In a brief summary order, a panel of the Second Circuit agreed. The panel concluded that the policy’s “plain and unambiguous” language covered the losses, reasoning that the fraudsters manipulated Medidata’s email system with a computer-based attack using code that altered the system’s appearance. The court rejected Federal’s argument that Medidata did not suffer a “direct loss,” reasoning that the chain of events “was initiated by the spoofed emails, and unfolded rapidly following their receipt.”

On August 23, 2018, the court summarily denied Federal’s petition for rehearing or rehearing en banc.

Key Takeaways

Whether this pair of decisions is unique to the policies at issue or signals a broader shift in how courts view computer fraud coverage is yet to be seen. In the meantime, policyholders, insurers and brokers alike should continue monitoring new case law addressing coverage for social engineering loss. Additionally, parties to insurance contracts should carefully review their policies to confirm that they accurately reflect the parties’ understanding of the scope of coverage to be afforded.

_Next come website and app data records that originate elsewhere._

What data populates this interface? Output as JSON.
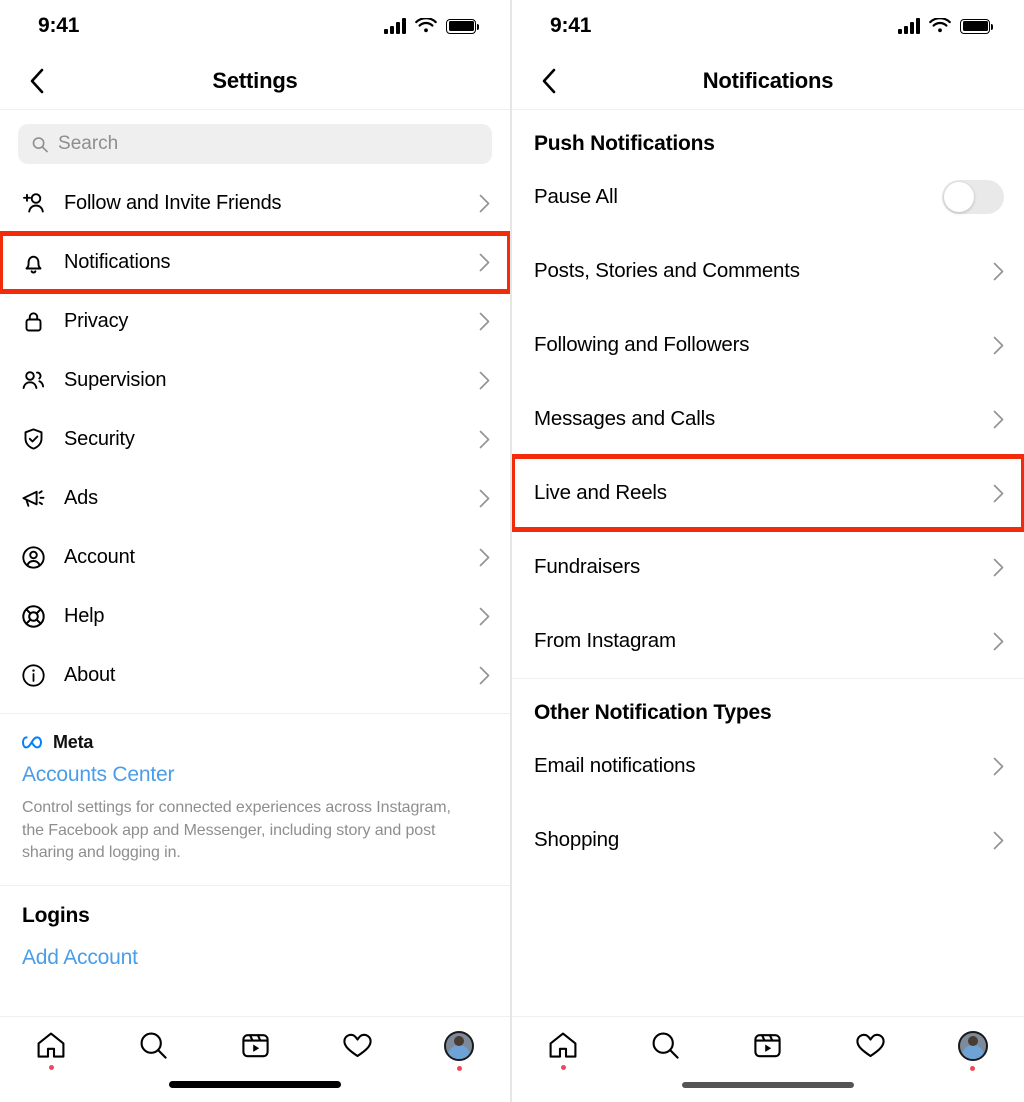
{
  "colors": {
    "highlight_red": "#F22B0A",
    "link_blue": "#4A9DE8",
    "notification_dot": "#ED4956",
    "divider": "#EFEFEF",
    "search_bg": "#EFEFEF",
    "muted_text": "#8E8E8E"
  },
  "left": {
    "status": {
      "time": "9:41",
      "signal_icon": "cellular-signal-icon",
      "wifi_icon": "wifi-icon",
      "battery_icon": "battery-full-icon"
    },
    "nav": {
      "back_icon": "chevron-left-icon",
      "title": "Settings"
    },
    "search": {
      "placeholder": "Search",
      "value": "",
      "icon": "search-icon"
    },
    "menu_items": [
      {
        "label": "Follow and Invite Friends",
        "icon": "add-person-icon",
        "highlighted": false
      },
      {
        "label": "Notifications",
        "icon": "bell-icon",
        "highlighted": true
      },
      {
        "label": "Privacy",
        "icon": "lock-icon",
        "highlighted": false
      },
      {
        "label": "Supervision",
        "icon": "people-icon",
        "highlighted": false
      },
      {
        "label": "Security",
        "icon": "shield-check-icon",
        "highlighted": false
      },
      {
        "label": "Ads",
        "icon": "megaphone-icon",
        "highlighted": false
      },
      {
        "label": "Account",
        "icon": "account-circle-icon",
        "highlighted": false
      },
      {
        "label": "Help",
        "icon": "life-ring-icon",
        "highlighted": false
      },
      {
        "label": "About",
        "icon": "info-circle-icon",
        "highlighted": false
      }
    ],
    "meta": {
      "brand": "Meta",
      "brand_icon": "meta-infinity-icon",
      "accounts_center_link": "Accounts Center",
      "description": "Control settings for connected experiences across Instagram, the Facebook app and Messenger, including story and post sharing and logging in."
    },
    "logins": {
      "heading": "Logins",
      "add_account_link": "Add Account"
    }
  },
  "right": {
    "status": {
      "time": "9:41",
      "signal_icon": "cellular-signal-icon",
      "wifi_icon": "wifi-icon",
      "battery_icon": "battery-full-icon"
    },
    "nav": {
      "back_icon": "chevron-left-icon",
      "title": "Notifications"
    },
    "sections": [
      {
        "title": "Push Notifications",
        "items": [
          {
            "label": "Pause All",
            "control": "toggle",
            "toggle_on": false,
            "highlighted": false
          },
          {
            "label": "Posts, Stories and Comments",
            "control": "chevron",
            "highlighted": false
          },
          {
            "label": "Following and Followers",
            "control": "chevron",
            "highlighted": false
          },
          {
            "label": "Messages and Calls",
            "control": "chevron",
            "highlighted": false
          },
          {
            "label": "Live and Reels",
            "control": "chevron",
            "highlighted": true
          },
          {
            "label": "Fundraisers",
            "control": "chevron",
            "highlighted": false
          },
          {
            "label": "From Instagram",
            "control": "chevron",
            "highlighted": false
          }
        ]
      },
      {
        "title": "Other Notification Types",
        "items": [
          {
            "label": "Email notifications",
            "control": "chevron",
            "highlighted": false
          },
          {
            "label": "Shopping",
            "control": "chevron",
            "highlighted": false
          }
        ]
      }
    ]
  },
  "tabbar": {
    "items": [
      {
        "icon": "home-icon",
        "badge_dot": true
      },
      {
        "icon": "search-icon",
        "badge_dot": false
      },
      {
        "icon": "reels-icon",
        "badge_dot": false
      },
      {
        "icon": "heart-icon",
        "badge_dot": false
      },
      {
        "icon": "profile-avatar-icon",
        "badge_dot": true
      }
    ]
  }
}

1 The full text of the Ohio Data Protection Act.

2 Remijas et al v. The Neiman Marcus Group, LLC, No. 14-01735 (N.D.I.L. Sept. 17, 2018).

3 In re Target Corp. Customer Data Sec. Breach Litig., 847 F.3d 608 (8th Cir. Feb. 1, 2017).

4 Parsons v. Kimpton Hotel & Restaurants Group, LLC, No. 16-05387 (N.D.C.A. Sept. 13, 2018).

5 The full text of SB-327 is available here.

6 See Skadden’s January 2015 Privacy and Cybersecurity Update for a summary of the dangers of unsecured IoT devices.

7 See Skadden’s March 2018 Privacy and Cybersecurity Update for a summary of the U.K.’s IoT report.

8 The full text of SB-1121 is available here.

9 GDPR Article 33.

10 GDPR Article 34.

11 The ICO discussed these figures during a recent webinar.

12 James Dipple-Johnstone’s speech to the CBI Cyber Security: Business Insight Conference.

13DPC Receives Over 1,100 Reports of Data Breaches Since Start of GDPR Rules,” The Irish Times.

14GDPR Effect: Data Protection Complaints Spike,” Bank Info Security.

15 The ICO Regulatory Action Policy.

16 ICO’s “Report a Breach” literature.

17 Am. Tooling Ctr., Inc. v. Travelers Cas. & Sur. Co. of Am., No. 17-2014 (6th Cir. Aug. 28, 2018).

18 Medidata Solutions., Inc. v. Fed. Ins. Co., No. 17-2492, 2018 WL 3339245 (2d Cir. Aug. 23, 2018).

19 See our August 2018 and December 2017 issues of Privacy & Cybersecurity Update.

20 See our July 2018 and March 2018 issues of Privacy & Cybersecurity Update.

This memorandum is provided by Skadden, Arps, Slate, Meagher & Flom LLP and its affiliates for educational and informational purposes only and is not intended and should not be construed as legal advice. This memorandum is considered advertising under applicable state laws.